We decided that neither of those paths is appropriate. Unlike some of our ministerial friends, Bob and I are neither one pacifists. We believe that there are times—World War II comes to mind—when the use of military force is justifiable. We also recognize that Sadam Hussein is a brutal and untrustworthy tyrant, and we support the effort of the international community to contain him, and ultimately disarm him.
I will conclude this morning’s sermon with a message that Bob and I have written together, and which we feel compelled, at this critical juncture in our history, to have on public record.
To: The people of University Congregational Church
From: Gary Cox and Robert Meyers
We recognize that as ministers of a Congregational Church, we do not speak on behalf of the congregation. We have been privileged with the honor of serving this church, and of speaking from its pulpit, but we recognize that we are members of this congregation, and our words carry no more and no less authority than any other person in this congregation. Each member of this church has the God-given right and the moral obligation to arrive at his or her own opinions on all matters, be those matters religious, ethical or political.
The two of us make every effort to steer clear of political matters from the pulpit, because we respect the right of church members to form and espouse their own political views. And we are fully aware that this congregation, like congregations all over the country, is divided over the righteousness of our nation’s actions with regard to the situation in Iraq.
We will not be repeatedly stating our personal opinions on this matter, and we respect the right of each of you to form your own opinion. But as ministers of this church, we have come to the conclusion that we would have shirked our moral responsibility if the day came when any of you would look back and say, “I did not know Gary and Bob thought our nation was on the wrong course. I did not know that the ministers of my church felt our nation had taken a path that ran contrary to their religious beliefs.”

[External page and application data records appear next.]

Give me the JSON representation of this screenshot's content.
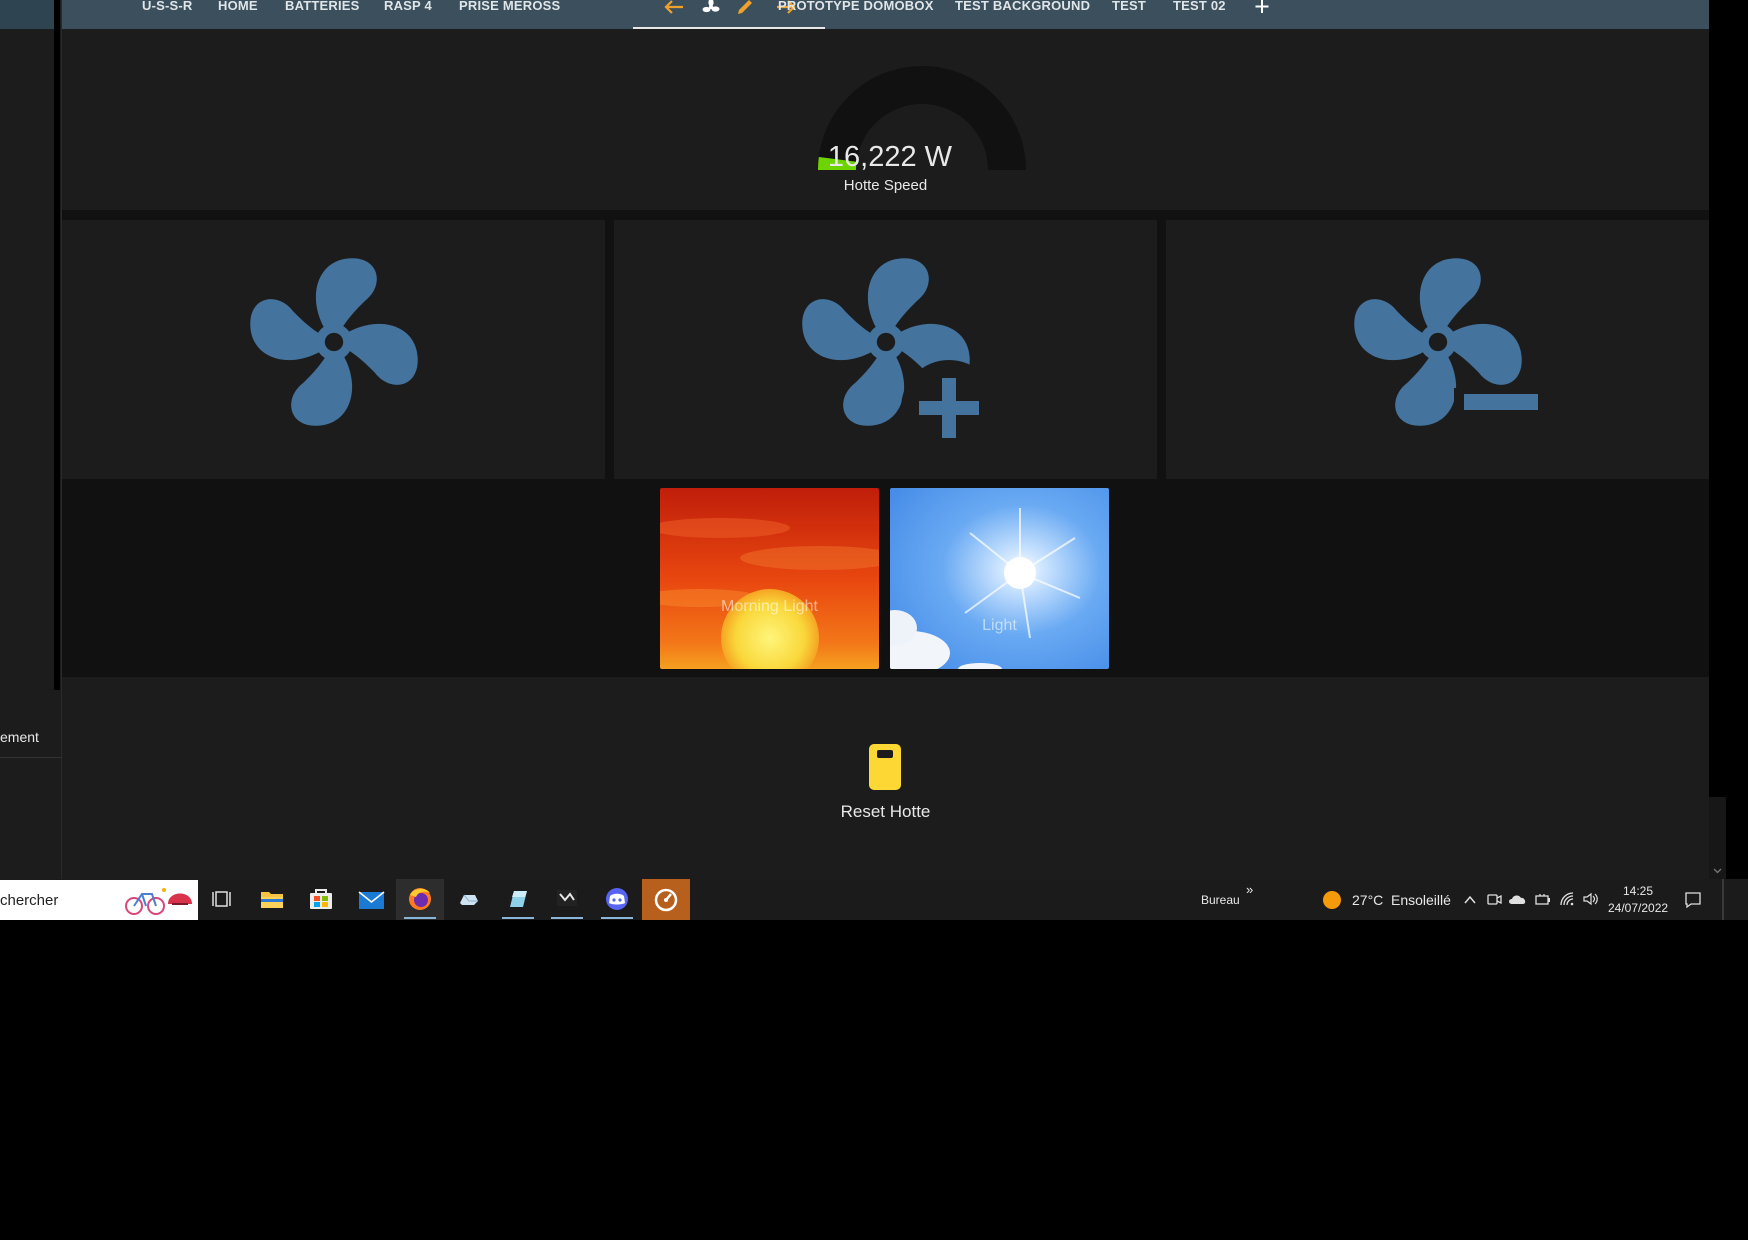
{
  "sidebar": {
    "item_label": "ement"
  },
  "tabs": [
    {
      "label": "U-S-S-R"
    },
    {
      "label": "HOME"
    },
    {
      "label": "BATTERIES"
    },
    {
      "label": "RASP 4"
    },
    {
      "label": "PRISE MEROSS"
    },
    {
      "label": "PROTOTYPE DOMOBOX"
    },
    {
      "label": "TEST BACKGROUND"
    },
    {
      "label": "TEST"
    },
    {
      "label": "TEST 02"
    }
  ],
  "tab_tools": {
    "left_arrow": "arrow-left-icon",
    "fan": "fan-icon",
    "edit": "pencil-icon",
    "right_arrow": "arrow-right-icon",
    "add": "plus-icon",
    "accent_color": "#f0a12a"
  },
  "gauge": {
    "value": "16,222 W",
    "label": "Hotte Speed",
    "level_fraction": 0.04,
    "fill_color": "#6dd400",
    "track_color": "#111111"
  },
  "buttons": [
    {
      "icon": "fan-icon"
    },
    {
      "icon": "fan-plus-icon"
    },
    {
      "icon": "fan-minus-icon"
    }
  ],
  "icon_color": "#44739e",
  "scenes": [
    {
      "label": "Morning Light",
      "icon": "sunset-image"
    },
    {
      "label": "Light",
      "icon": "sunny-sky-image"
    }
  ],
  "reset": {
    "label": "Reset Hotte",
    "icon": "switch-icon",
    "color": "#fdd835"
  },
  "taskbar": {
    "search_text": "chercher",
    "desktop_label": "Bureau",
    "desktop_chevron": "»",
    "weather_temp": "27°C",
    "weather_text": "Ensoleillé",
    "time": "14:25",
    "date": "24/07/2022"
  }
}
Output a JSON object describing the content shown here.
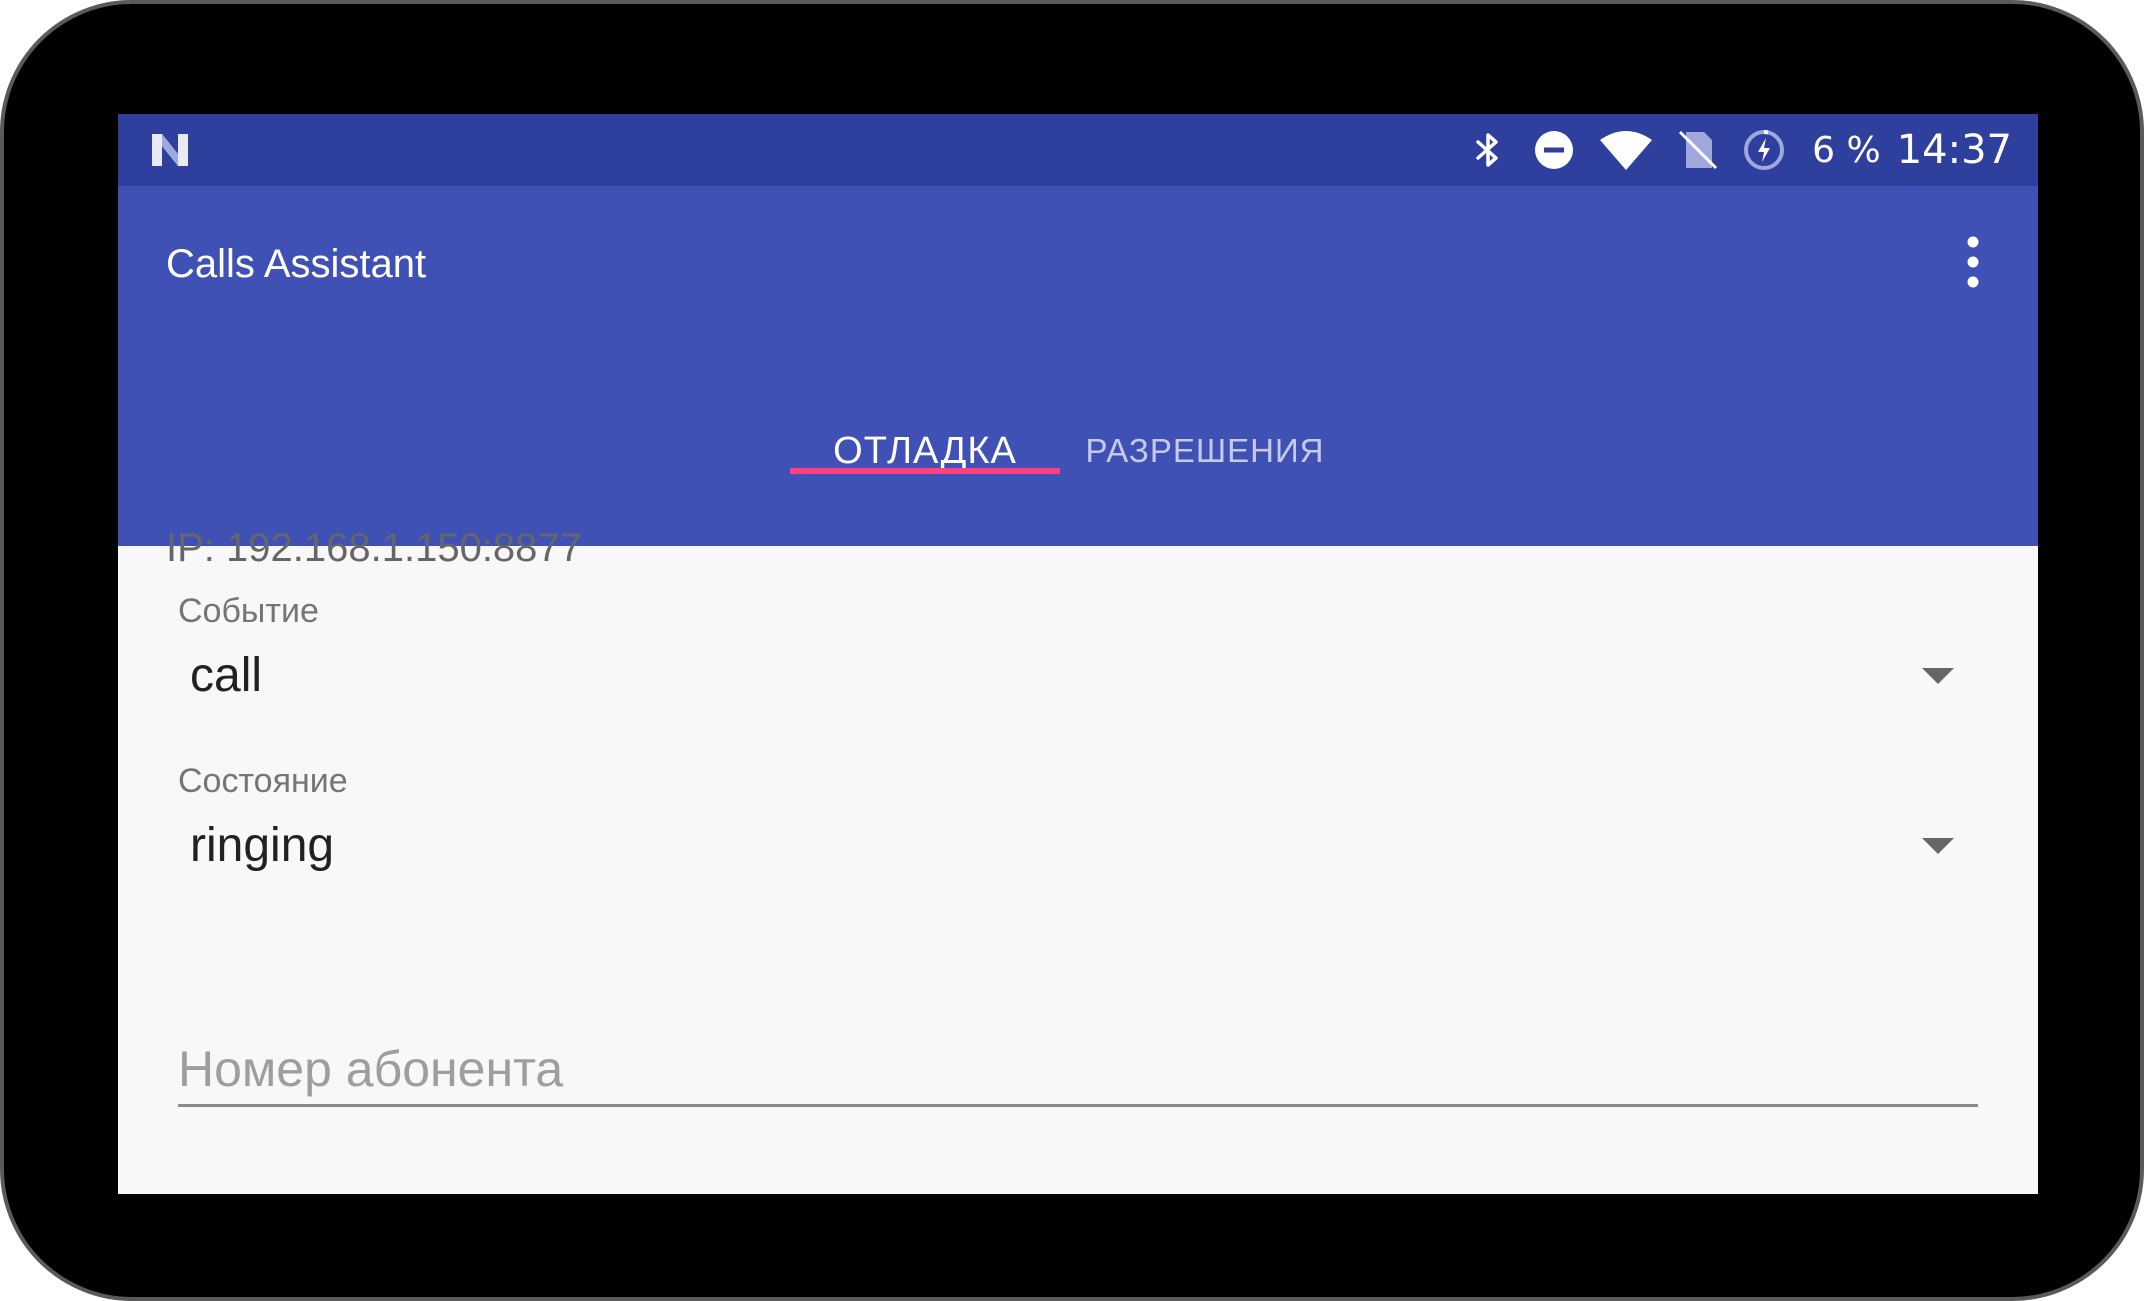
{
  "status_bar": {
    "battery_percent": "6 %",
    "time": "14:37",
    "icons": [
      "notification-n-icon",
      "bluetooth-icon",
      "do-not-disturb-icon",
      "wifi-icon",
      "no-sim-icon",
      "battery-charging-icon"
    ]
  },
  "app_bar": {
    "title": "Calls Assistant",
    "menu_icon": "more-vert-icon"
  },
  "tabs": [
    {
      "label": "ОТЛАДКА",
      "selected": true
    },
    {
      "label": "РАЗРЕШЕНИЯ",
      "selected": false
    }
  ],
  "main": {
    "ip_text": "IP: 192.168.1.150:8877",
    "event": {
      "label": "Событие",
      "value": "call"
    },
    "state": {
      "label": "Состояние",
      "value": "ringing"
    },
    "phone": {
      "placeholder": "Номер абонента",
      "value": ""
    }
  },
  "colors": {
    "primary": "#3f51b5",
    "primary_dark": "#2f3f9e",
    "accent": "#ff4081"
  }
}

And so we tell you now. We do not believe this country we love has gone to the extreme measures required of Christians to avoid war. We fear that every bomb we drop, every innocent person who dies at the hands of the United States, will result in a hundred new martyrs dedicated to our destruction. We pray fervently that our leaders, working with the international community, will do everything possible to find a peaceful solution. We pray for every American who has committed his or her life to the defense of our great nation, and who may be placed in harm’s way. We pray also, as our faith requires, for the people of Iraq, who are unfortunate enough to live under a brutal tyrant. We cannot justify the death of a single one of them if there is even the slightest chance for a peaceful solution to this crisis.
Gary Cox and Robert Meyers.